5 heavy hitters take lead on UDI

April 26, 2013 in Medical Technology

The Healthcare Transformation Group – made up of members Geisinger, Intermountain Healthcare, Kaiser Permanente, Mayo Clinic and Mercy – has created a research and development team, to put implementation of a Unique Device Identification System on the fast track.

The team is composed of physicians and clinical researchers from the five healthcare systems that make up the Healthcare Transformation Group, or HTG.

HTG was formed in 2010 as an action-oriented collaboration to share best practices and drive for needed positive change across the healthcare supply chain. The first focused initiative being addressed is the implementation of GS1 Standards. The collaboration among the five health systems evolved as an extension of each member’s involvement in healthcare’s movement toward standards adoption.

[See also: Health systems target efficiency with GS1 Standards.]

The team will advance the goals of the HTG, including the adoption of GS1 standards, and together accelerate the healthcare systems’ work to implement a UDI system. 

A UDI is intended to be used to identify the device, such as cardiac stents, pacemakers and orthopedic joint replacement, through distribution and use.

The RD team includes:
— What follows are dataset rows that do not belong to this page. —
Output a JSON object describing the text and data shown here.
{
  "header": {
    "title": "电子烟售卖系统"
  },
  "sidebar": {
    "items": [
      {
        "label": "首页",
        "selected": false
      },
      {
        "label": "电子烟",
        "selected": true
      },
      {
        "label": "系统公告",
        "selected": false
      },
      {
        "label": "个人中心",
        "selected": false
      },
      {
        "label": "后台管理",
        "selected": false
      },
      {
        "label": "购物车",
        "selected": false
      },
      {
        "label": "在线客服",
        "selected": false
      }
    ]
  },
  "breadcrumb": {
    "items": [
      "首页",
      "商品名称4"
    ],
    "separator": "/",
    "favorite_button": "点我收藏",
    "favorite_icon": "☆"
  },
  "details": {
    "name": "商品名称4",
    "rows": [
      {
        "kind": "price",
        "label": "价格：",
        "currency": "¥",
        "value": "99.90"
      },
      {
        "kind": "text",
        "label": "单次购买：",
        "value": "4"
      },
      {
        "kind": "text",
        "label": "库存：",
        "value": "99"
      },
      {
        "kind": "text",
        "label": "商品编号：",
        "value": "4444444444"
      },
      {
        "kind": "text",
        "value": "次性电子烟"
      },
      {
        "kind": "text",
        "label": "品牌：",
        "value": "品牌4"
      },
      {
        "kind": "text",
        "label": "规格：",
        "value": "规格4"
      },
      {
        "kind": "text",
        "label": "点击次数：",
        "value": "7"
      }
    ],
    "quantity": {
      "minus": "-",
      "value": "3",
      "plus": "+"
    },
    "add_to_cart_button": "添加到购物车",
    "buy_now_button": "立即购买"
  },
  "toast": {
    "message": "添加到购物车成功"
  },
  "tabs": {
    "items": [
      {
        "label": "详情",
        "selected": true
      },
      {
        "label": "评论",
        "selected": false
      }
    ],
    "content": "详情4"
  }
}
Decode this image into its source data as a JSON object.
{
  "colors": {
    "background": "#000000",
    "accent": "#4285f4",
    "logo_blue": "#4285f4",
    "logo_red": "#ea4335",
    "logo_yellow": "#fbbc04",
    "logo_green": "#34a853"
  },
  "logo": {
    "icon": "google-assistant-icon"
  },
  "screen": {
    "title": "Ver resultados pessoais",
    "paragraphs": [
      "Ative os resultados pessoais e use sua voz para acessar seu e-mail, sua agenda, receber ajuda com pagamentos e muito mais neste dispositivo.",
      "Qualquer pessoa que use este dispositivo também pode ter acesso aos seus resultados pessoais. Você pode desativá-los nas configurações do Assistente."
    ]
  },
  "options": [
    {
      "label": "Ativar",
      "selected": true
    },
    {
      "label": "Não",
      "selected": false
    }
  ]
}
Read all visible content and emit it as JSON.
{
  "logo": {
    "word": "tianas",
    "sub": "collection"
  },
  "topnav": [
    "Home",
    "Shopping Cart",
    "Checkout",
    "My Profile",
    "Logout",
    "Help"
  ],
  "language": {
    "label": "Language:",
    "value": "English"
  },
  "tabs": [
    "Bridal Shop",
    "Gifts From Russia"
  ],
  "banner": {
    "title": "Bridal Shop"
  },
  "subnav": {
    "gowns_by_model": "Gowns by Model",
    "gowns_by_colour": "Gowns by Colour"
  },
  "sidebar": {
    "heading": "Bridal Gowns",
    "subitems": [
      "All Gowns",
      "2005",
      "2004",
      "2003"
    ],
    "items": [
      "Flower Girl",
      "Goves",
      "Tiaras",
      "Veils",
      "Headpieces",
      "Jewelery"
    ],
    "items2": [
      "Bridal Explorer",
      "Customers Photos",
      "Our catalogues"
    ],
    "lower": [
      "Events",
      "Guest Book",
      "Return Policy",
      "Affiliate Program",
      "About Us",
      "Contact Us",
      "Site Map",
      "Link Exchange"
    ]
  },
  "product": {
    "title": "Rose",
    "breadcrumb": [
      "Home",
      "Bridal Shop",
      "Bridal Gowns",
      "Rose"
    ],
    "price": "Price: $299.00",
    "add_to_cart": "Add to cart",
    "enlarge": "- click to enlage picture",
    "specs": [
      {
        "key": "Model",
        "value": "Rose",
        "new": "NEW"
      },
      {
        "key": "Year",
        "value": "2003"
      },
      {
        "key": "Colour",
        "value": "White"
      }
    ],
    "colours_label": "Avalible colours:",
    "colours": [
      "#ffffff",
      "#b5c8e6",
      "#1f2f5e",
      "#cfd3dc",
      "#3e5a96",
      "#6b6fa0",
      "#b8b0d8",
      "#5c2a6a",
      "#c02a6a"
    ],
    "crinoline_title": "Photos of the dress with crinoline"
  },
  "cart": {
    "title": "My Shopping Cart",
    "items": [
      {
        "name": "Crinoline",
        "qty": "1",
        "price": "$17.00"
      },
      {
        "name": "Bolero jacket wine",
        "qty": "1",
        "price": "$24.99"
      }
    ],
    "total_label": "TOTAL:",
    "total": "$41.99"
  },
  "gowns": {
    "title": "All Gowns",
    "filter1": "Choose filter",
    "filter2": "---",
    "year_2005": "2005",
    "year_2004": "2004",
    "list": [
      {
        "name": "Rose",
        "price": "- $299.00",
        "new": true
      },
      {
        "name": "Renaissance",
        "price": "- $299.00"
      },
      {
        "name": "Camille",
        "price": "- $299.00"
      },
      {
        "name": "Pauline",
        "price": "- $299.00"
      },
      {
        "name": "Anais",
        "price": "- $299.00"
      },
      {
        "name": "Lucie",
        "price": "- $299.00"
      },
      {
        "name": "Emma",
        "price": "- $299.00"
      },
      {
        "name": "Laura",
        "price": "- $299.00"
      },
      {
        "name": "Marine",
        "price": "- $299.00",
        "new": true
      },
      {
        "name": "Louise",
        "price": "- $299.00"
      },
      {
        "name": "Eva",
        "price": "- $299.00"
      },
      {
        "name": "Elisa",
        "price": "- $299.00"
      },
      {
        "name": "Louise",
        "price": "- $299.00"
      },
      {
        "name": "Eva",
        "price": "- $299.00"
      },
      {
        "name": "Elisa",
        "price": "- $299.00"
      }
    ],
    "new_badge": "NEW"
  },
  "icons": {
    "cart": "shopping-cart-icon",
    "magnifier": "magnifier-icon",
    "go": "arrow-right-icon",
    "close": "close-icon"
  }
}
  • Joseph Drozda, Jr., MD, director of outcomes research, Mercy
  • Jove Graham, director of clinical research project evelopment, Geisinger Center for Health Research, Geisinger Heath System
  • J. Brent Muhlestein, MD, cardiology, Intermountain Healthcare
  • Liz Paxton, director of surgical outcomes, Kaiser Permanente
  • Robert F. Rea, MD, cardiovascular diseases, Mayo Clinic 

“We are focused more than ever on the full implementation of a UDI system in our industry,” Drozda said, in a news release. “Clinicians clearly see the value of the adoption of data standards.”

“We also see the clear value and benefits of tracking medical devices and the positive impact this has on our patients and industry,” Rea added, in a statement.

“I don’t think recall is all of it,” Graham told Healthcare IT News, “But I think it’s the easiest example to cite. Unlike a recall of a child’s toy or something, you can just sort of look at it and figure whether you have the right one or not, when you’re talking about an implant that’s inside a patient’s body, they obviously need more information to find out the immediate answer to the question, ‘Does it affect me or does it not affect me?’”

Graham explained that today many implants come with a wallet-sized card with some information about the device. But, some devices do not even have that.

Be the first to like.
VN:F [1.9.22_1171]
Rating: 0.0/5 (0 votes cast)

Article source: http://www.healthcareitnews.com/news/5-heavy-hitters-take-lead-udi

Be Sociable, Share!
Bookmark and Share

Leave a reply

Your email address will not be published. Required fields are marked *

You may use these HTML tags and attributes: <a href="" title=""> <abbr title=""> <acronym title=""> <b> <blockquote cite=""> <cite> <code> <del datetime=""> <em> <i> <q cite=""> <strike> <strong>